(Web page and app entries)
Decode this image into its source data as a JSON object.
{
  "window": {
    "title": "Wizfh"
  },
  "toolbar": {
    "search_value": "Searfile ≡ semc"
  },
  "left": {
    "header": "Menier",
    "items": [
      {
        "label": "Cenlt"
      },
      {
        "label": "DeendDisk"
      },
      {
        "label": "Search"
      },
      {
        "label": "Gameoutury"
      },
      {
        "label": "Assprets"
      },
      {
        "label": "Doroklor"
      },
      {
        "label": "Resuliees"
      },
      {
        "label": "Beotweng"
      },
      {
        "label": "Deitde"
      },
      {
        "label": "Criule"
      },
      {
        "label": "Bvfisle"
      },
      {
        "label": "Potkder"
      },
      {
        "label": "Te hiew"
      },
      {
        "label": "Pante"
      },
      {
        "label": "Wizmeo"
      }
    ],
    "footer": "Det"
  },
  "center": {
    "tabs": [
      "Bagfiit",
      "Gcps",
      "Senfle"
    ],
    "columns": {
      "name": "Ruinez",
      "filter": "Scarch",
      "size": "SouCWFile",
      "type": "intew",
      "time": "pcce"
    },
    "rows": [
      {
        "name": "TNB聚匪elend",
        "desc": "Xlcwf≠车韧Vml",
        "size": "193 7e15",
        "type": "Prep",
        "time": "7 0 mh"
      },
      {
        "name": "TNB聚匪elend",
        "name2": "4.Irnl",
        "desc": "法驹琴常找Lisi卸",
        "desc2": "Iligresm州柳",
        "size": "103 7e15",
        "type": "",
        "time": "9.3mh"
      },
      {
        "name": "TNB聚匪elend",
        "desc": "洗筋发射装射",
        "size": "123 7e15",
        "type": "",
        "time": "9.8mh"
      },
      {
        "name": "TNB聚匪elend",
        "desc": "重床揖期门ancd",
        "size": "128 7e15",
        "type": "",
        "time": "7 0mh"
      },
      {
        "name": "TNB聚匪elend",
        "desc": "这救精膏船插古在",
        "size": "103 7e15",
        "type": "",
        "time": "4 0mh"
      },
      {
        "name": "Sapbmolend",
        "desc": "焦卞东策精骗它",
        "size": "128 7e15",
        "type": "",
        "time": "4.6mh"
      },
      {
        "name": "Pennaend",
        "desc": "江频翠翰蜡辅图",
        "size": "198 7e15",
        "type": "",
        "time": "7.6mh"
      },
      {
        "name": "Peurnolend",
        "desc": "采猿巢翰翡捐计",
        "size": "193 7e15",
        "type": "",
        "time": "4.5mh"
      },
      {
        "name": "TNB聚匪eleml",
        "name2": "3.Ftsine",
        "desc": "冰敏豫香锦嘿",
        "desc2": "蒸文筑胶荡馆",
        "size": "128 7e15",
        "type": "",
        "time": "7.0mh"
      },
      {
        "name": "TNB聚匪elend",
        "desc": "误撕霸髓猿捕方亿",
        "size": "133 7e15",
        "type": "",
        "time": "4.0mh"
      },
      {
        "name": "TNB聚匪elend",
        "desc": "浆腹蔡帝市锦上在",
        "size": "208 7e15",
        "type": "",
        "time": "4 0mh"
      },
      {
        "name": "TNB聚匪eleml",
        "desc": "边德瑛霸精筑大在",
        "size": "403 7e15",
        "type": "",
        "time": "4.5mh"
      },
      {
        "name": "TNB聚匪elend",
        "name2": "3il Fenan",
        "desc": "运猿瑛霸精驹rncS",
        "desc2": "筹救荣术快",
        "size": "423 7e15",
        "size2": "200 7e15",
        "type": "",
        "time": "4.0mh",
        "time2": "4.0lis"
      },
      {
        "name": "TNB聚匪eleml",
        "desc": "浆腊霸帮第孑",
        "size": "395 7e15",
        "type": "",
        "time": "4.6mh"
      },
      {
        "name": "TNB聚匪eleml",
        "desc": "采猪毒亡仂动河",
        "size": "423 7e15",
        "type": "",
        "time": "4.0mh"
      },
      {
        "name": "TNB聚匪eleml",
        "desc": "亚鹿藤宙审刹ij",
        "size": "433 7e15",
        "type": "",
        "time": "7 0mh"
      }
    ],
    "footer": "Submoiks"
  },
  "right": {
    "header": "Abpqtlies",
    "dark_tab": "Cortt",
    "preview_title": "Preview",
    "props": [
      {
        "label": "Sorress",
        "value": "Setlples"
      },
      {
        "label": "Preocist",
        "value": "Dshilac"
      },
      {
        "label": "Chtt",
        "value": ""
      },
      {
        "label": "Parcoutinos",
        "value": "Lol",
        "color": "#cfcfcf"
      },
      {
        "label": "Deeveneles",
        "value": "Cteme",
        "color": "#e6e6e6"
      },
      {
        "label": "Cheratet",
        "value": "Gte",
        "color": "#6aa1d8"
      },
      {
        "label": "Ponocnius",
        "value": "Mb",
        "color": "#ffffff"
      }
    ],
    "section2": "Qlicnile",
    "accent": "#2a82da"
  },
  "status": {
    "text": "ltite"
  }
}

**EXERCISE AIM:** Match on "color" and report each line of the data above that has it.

**EXERCISE ANSWER:**
        "color": "#cfcfcf"
        "color": "#e6e6e6"
        "color": "#6aa1d8"
        "color": "#ffffff"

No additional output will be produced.